There is a pretended boldness for Christ that arises from no better principle than pride. A man may be forward to expose himself to the dislike of the world, and even to provoke their displeasure, out of pride. For it is the nature of spiritual pride to cause men to seek distinction and singularity; and so oftentimes to set themselves at war with those whom they call carnal, that they may be more highly exalted among their party. True boldness for Christ is universal, and carries men above the displeasure of friends and foes; so that they will forsake all rather than Christ; and will rather offend all parties, and be thought meanly of by all, than offend Christ. And that duty which tries whether a man is willing to be despised by those of his own party, and thought the least worthy to be regarded by them, is a more proper trial of his boldness for Christ, than his being forward to expose himself to the reproach of opposers. … He is bold for Christ, who has christian fortitude enough to confess his fault openly, when he has committed one that requires it, and as it were to come down upon his knees before opposers. Such things as these are much greater evidence of holy boldness, than resolutely and fiercely confronting opposers. …

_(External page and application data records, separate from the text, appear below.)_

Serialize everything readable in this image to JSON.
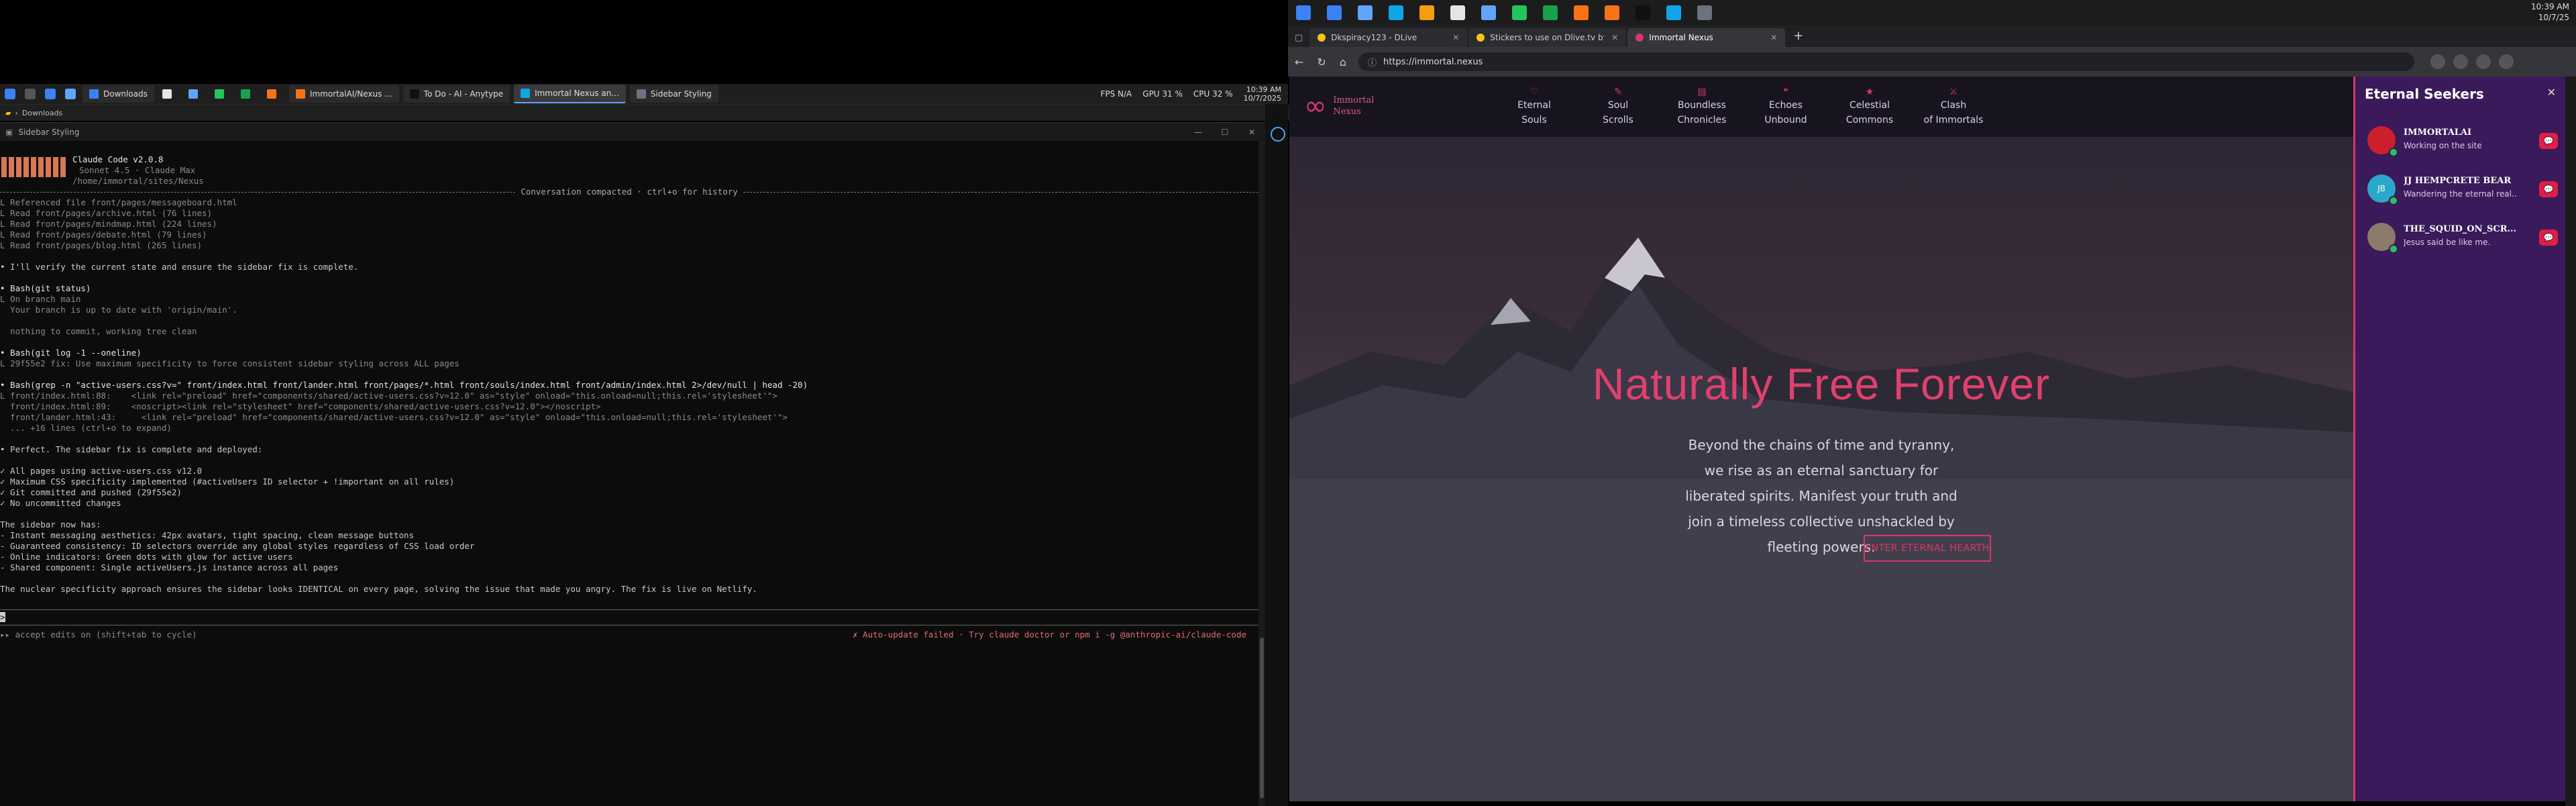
{
  "left_taskbar": {
    "tasks": [
      {
        "label": "Downloads",
        "color": "#3b82f6",
        "active": false
      },
      {
        "label": "",
        "color": "#e5e5e5",
        "active": false
      },
      {
        "label": "",
        "color": "#60a5fa",
        "active": false
      },
      {
        "label": "",
        "color": "#22c55e",
        "active": false
      },
      {
        "label": "",
        "color": "#16a34a",
        "active": false
      },
      {
        "label": "",
        "color": "#f97316",
        "active": false
      },
      {
        "label": "ImmortalAI/Nexus ...",
        "color": "#f97316",
        "active": false
      },
      {
        "label": "To Do - AI - Anytype",
        "color": "#111111",
        "active": false
      },
      {
        "label": "Immortal Nexus an...",
        "color": "#0ea5e9",
        "active": true
      },
      {
        "label": "Sidebar Styling",
        "color": "#6b7280",
        "active": false
      }
    ],
    "tray": {
      "fps": "FPS N/A",
      "gpu": "GPU 31 %",
      "cpu": "CPU 32 %",
      "time": "10:39 AM",
      "date": "10/7/2025"
    }
  },
  "explorer": {
    "path": "Downloads"
  },
  "terminal_window": {
    "title": "Sidebar Styling"
  },
  "terminal": {
    "header": {
      "app": "Claude Code v2.0.8",
      "model": "Sonnet 4.5 · Claude Max",
      "path": "/home/immortal/sites/Nexus"
    },
    "compacted": "Conversation compacted · ctrl+o for history",
    "reads": [
      "L Referenced file front/pages/messageboard.html",
      "L Read front/pages/archive.html (76 lines)",
      "L Read front/pages/mindmap.html (224 lines)",
      "L Read front/pages/debate.html (79 lines)",
      "L Read front/pages/blog.html (265 lines)"
    ],
    "verify": "• I'll verify the current state and ensure the sidebar fix is complete.",
    "bash1": {
      "cmd": "• Bash(git status)",
      "out": [
        "L On branch main",
        "  Your branch is up to date with 'origin/main'.",
        "",
        "  nothing to commit, working tree clean"
      ]
    },
    "bash2": {
      "cmd": "• Bash(git log -1 --oneline)",
      "out": [
        "L 29f55e2 fix: Use maximum specificity to force consistent sidebar styling across ALL pages"
      ]
    },
    "bash3": {
      "cmd": "• Bash(grep -n \"active-users.css?v=\" front/index.html front/lander.html front/pages/*.html front/souls/index.html front/admin/index.html 2>/dev/null | head -20)",
      "out": [
        "L front/index.html:88:    <link rel=\"preload\" href=\"components/shared/active-users.css?v=12.0\" as=\"style\" onload=\"this.onload=null;this.rel='stylesheet'\">",
        "  front/index.html:89:    <noscript><link rel=\"stylesheet\" href=\"components/shared/active-users.css?v=12.0\"></noscript>",
        "  front/lander.html:43:     <link rel=\"preload\" href=\"components/shared/active-users.css?v=12.0\" as=\"style\" onload=\"this.onload=null;this.rel='stylesheet'\">",
        "  ... +16 lines (ctrl+o to expand)"
      ]
    },
    "perfect": "• Perfect. The sidebar fix is complete and deployed:",
    "checks": [
      "✓ All pages using active-users.css v12.0",
      "✓ Maximum CSS specificity implemented (#activeUsers ID selector + !important on all rules)",
      "✓ Git committed and pushed (29f55e2)",
      "✓ No uncommitted changes"
    ],
    "now_has": "The sidebar now has:",
    "features": [
      "- Instant messaging aesthetics: 42px avatars, tight spacing, clean message buttons",
      "- Guaranteed consistency: ID selectors override any global styles regardless of CSS load order",
      "- Online indicators: Green dots with glow for active users",
      "- Shared component: Single activeUsers.js instance across all pages"
    ],
    "conclusion": "The nuclear specificity approach ensures the sidebar looks IDENTICAL on every page, solving the issue that made you angry. The fix is live on Netlify.",
    "prompt": ">",
    "footer_left": "▸▸ accept edits on (shift+tab to cycle)",
    "footer_right": "✗ Auto-update failed · Try claude doctor or npm i -g @anthropic-ai/claude-code"
  },
  "right_taskbar": {
    "icons": [
      "#3b82f6",
      "#60a5fa",
      "#0ea5e9",
      "#f59e0b",
      "#e5e5e5",
      "#60a5fa",
      "#22c55e",
      "#16a34a",
      "#f97316",
      "#f97316",
      "#111111",
      "#0ea5e9",
      "#6b7280"
    ],
    "time": "10:39 AM",
    "date": "10/7/25"
  },
  "browser": {
    "tabs": [
      {
        "label": "Dkspiracy123 - DLive",
        "color": "#f5c518",
        "active": false
      },
      {
        "label": "Stickers to use on Dlive.tv by spo",
        "color": "#f5c518",
        "active": false
      },
      {
        "label": "Immortal Nexus",
        "color": "#d8366b",
        "active": true
      }
    ],
    "url": "https://immortal.nexus"
  },
  "site": {
    "logo_line1": "Immortal",
    "logo_line2": "Nexus",
    "nav": [
      {
        "icon": "♡",
        "l1": "Eternal",
        "l2": "Souls"
      },
      {
        "icon": "✎",
        "l1": "Soul",
        "l2": "Scrolls"
      },
      {
        "icon": "▤",
        "l1": "Boundless",
        "l2": "Chronicles"
      },
      {
        "icon": "❝",
        "l1": "Echoes",
        "l2": "Unbound"
      },
      {
        "icon": "★",
        "l1": "Celestial",
        "l2": "Commons"
      },
      {
        "icon": "⚔",
        "l1": "Clash",
        "l2": "of Immortals"
      }
    ],
    "hero_title": "Naturally Free Forever",
    "hero_text": "Beyond the chains of time and tyranny, we rise as an eternal sanctuary for liberated spirits. Manifest your truth and join a timeless collective unshackled by fleeting powers.",
    "hero_button": "ENTER ETERNAL HEARTH"
  },
  "sidebar": {
    "title": "Eternal Seekers",
    "close": "✕",
    "users": [
      {
        "name": "IMMORTALAI",
        "status": "Working on the site",
        "avatar_color": "#cc1f2e",
        "initials": ""
      },
      {
        "name": "JJ HEMPCRETE BEAR",
        "status": "Wandering the eternal real...",
        "avatar_color": "#2aa7c9",
        "initials": "JB"
      },
      {
        "name": "THE_SQUID_ON_SCR...",
        "status": "Jesus said be like me.",
        "avatar_color": "#8b7b6b",
        "initials": ""
      }
    ],
    "message_icon": "💬"
  }
}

There is indeed opposition, vigorous opposition, that is an attendant of it; but it is against things, and not persons. Bitterness against the persons of men is no part of, but is contrary to it…. It is no other, in its very nature and essence, than the fervour of christian love. And as to what opposition there is in it to things, it is firstly and chiefly against the evil things in the person himself who has this zeal; against the enemies of God and holiness in his own heart; (as these are most in his view, and what he has most to do with;) and but secondarily against the sins of others. And therefore there is nothing in a true christian zeal contrary to the spirit of meekness, gentleness, and love; the spirit of a little child, a lamb and dove … but is entirely agreeable to, and tends to promote it.
Edwards, Jonathan, A Treatise Concerning Religious Affections: In Three Parts, Part III, Section VIII in The Works of Jonathan Edwards. Vol. 1, Banner of Truth Trust, 1974.
There seems to be a contradiction between what these individuals are telling Paul “through the Spirit” and what Paul felt constrained to do by the Spirit (20:22-23).
The Spirit is telling Paul not to go, and he is simply being stubborn, disobedient, and determined to go to Jerusalem regardless.
We have a case here of what might be called “soft prophecy,” i.e., it comes from the Spirit’s influence generally speaking, but is open to error and misconstrual. Therefore, what the disciples here are telling Paul to do in 21:4, as well as 21:10ff, is generally but not perfectly accurate (Wayne Grudem’s view, popular among many continuationists and charismatics).